IPv6 *is* like AMD
Posted Jan 28, 2011 8:48 UTC (Fri) by khim
In reply to: IPv6 *is* like AMD
Parent article: LCA: IP address exhaustion and the end of the open net
Ad hominem attacks against DJB-- or anyone else for that matter-- don't prove anything.
Sure, but noone attacks DJB. They attack DJBfiles who push his stupid paln against any logic. And the only question people are asking is: how will this solve real problem - the lack of agreement among ISPs?
The successful transitions always involved a "no regressions" philosophy where existing setups would continue to work just as well, or possibly better, after being upgraded.
Sure. That's why you hand-picked them, right? Let's consider different set of successful transitions: LP to CD, VHS to DVD, TV to DTV, and, heck, even NCP to IPv6. In all cases transition made existing setups either completely useless with no upgrade path or required to change setup just to have the same amount of basic functionality. Now let's consider all these cases one-after-another.
LP -> CD: it was supported from the day one by recording companies. They agreed to participate before the first sale of equipment happened.
VHS -> DVD: the same. Earlier VHS-relpacements (like Laserdisk or Video-CD) were unable to only to replace VHS but to even gain significant traction. Yet DVD pushed VHS to obscurity even if "existing setups" become useless and "upgrade" was worse in many cases (most DVD players had no recording capabilities). Dual-stack players were used for some time, but when major studios stopped selling VHS with new movies - it went away.
TV -> DTV: you needed adapters to watch old channels. Switch was successful because neither TV stations nor users had a choice.
NCP -> IPv4: the same. Internet backbone was switched to IPv4 and you had no way to continue to use Internet without upgrade.
x86 -> x86_64: stagnated for years, only become mainstream when Microsoft (which had a monopoly) started pushing Windows x64 hard. When it was just an offer (Windows XP x64) it was mostly ignored.

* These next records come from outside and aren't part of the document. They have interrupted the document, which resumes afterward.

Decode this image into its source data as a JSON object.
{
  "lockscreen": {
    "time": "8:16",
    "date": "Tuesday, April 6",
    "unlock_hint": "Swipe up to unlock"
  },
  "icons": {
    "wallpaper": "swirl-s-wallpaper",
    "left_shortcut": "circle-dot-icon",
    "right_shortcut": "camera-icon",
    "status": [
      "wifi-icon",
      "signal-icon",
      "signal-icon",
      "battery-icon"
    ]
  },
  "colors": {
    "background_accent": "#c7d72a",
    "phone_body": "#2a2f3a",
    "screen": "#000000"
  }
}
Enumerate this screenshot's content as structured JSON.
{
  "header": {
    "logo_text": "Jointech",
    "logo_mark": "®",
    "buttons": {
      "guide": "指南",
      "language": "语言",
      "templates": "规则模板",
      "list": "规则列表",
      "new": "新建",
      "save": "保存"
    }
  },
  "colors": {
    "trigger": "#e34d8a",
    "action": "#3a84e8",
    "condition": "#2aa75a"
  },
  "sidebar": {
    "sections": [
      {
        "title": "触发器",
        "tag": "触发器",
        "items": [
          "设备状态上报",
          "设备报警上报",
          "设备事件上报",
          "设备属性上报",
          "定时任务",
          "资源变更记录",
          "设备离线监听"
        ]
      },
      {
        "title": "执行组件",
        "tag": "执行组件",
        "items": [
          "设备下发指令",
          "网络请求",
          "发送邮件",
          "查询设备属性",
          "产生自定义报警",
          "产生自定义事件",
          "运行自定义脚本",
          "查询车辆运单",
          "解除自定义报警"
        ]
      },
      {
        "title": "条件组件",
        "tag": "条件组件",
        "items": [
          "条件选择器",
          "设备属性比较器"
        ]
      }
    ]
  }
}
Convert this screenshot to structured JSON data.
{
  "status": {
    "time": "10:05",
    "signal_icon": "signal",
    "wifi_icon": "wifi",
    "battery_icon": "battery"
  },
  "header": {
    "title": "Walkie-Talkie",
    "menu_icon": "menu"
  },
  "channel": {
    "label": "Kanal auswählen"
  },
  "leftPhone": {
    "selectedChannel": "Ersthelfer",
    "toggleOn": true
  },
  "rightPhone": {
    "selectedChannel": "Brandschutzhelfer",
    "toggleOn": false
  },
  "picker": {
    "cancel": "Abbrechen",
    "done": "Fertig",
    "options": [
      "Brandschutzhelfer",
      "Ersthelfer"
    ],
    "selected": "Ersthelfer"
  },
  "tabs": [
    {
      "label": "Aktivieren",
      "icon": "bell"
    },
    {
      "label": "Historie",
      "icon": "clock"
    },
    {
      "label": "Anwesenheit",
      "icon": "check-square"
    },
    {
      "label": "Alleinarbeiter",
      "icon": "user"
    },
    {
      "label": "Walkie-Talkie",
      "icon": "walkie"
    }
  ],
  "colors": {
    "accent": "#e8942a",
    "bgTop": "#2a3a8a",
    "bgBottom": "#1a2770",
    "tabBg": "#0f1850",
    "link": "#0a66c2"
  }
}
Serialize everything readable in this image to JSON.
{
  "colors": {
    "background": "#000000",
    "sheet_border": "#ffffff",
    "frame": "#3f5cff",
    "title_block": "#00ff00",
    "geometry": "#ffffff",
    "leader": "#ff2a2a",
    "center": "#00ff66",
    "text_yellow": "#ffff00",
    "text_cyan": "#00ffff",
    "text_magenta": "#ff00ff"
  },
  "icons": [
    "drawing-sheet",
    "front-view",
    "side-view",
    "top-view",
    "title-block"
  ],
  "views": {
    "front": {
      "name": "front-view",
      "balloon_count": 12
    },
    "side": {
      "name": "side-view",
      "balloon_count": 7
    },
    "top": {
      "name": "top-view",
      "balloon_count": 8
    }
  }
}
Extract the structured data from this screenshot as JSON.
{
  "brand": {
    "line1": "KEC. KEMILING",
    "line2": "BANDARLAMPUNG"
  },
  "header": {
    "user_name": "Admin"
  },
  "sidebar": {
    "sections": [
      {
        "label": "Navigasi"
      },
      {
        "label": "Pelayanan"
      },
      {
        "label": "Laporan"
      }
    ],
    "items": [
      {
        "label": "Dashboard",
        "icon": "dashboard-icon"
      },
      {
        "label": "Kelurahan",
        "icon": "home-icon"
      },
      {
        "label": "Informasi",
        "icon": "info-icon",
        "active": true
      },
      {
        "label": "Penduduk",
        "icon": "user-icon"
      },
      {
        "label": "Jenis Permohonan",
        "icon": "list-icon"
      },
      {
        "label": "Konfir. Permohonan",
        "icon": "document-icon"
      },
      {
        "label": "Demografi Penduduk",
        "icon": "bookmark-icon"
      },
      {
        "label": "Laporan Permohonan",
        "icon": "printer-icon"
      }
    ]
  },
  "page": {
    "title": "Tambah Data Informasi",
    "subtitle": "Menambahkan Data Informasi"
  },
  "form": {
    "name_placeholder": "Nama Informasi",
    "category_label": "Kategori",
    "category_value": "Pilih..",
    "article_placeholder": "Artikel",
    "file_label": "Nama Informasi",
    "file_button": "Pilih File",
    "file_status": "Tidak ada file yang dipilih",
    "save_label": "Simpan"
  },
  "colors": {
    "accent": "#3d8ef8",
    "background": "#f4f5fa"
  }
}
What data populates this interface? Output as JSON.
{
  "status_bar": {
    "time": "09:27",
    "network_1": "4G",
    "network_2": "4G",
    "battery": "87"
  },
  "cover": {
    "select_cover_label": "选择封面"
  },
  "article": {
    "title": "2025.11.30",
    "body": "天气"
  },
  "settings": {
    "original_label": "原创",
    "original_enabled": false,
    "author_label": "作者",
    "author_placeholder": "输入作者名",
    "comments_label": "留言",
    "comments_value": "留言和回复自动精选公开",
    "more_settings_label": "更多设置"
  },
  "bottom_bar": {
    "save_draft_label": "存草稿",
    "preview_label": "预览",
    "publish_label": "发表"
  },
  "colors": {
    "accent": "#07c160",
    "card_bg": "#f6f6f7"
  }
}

Apple's PPC -> x86 transition: my way or the highway. Apple just stopped offering PPC hardware so you had to update - or lose Mac users as customers.
DOS -> Windows: this is the closest case to the IPv4 -> IPv6 transition. Windows was promised in Las-Vegas in 1983, showed in 1985, stagnated for years (the first version to gained recognition and not laughs was Windows 3.0 released in 1990) and it only "killed" DOS when Microsoft stopped selling MS DOS separately after release of Windows 95.
Some examples of failed transitions are Commodore 64 to Commodore 128, x86 to Itanium, and the Apple ][ to the Apple III.
Commodore 64 -> Commodore 128: good example. Unlike Commodore Plus/4 this model was compatible with Commodore 64. Yet it didn't help because computing ladscape changed and people switched to incompatible offers (IBM PC and Mac).
x86 -> Itanium. Itanium successfully killeed incompatible Alpha, PA-RISC, and MIPS (this one only workstations; it was revived as embedded CPU), yet failed to do the same with compatible i386 - because there it had viable and cheaper rival.
Apple ][ -> the Apple III: Again - business moved to incompatibe IBM PC, not to compatible Apple III. There were many reasons, but in the end it was because alternative was available and it was just better.
The failed transitions all have something in common: the people in charge underestimated the importance of having a transition plan.
Well, not exactly. In all cases there was a transition plan - but people found another, often incompatible alternative - and used that.
Transition plan is important, that's absolutely true, but the compatibility itself is not important. In you examples of unsuccessful transitions two times out of three people switched to incompatible alternative where "existing setups" were useless - not to compatible, yet unwanted, "upgrade".
Of course, you're free to disagree with me and insist that IP is fundamentally different than the other transitions described above. But at least give reasons.
It's not different at all: people are choosing the best alternative available. If it's compatible or not is of little importance. Concerted push (like with DVD) or monopoly (like with DTV) may change things rapidly, but "better compatibility mode" only helps you if you have strong backers.
to post comments)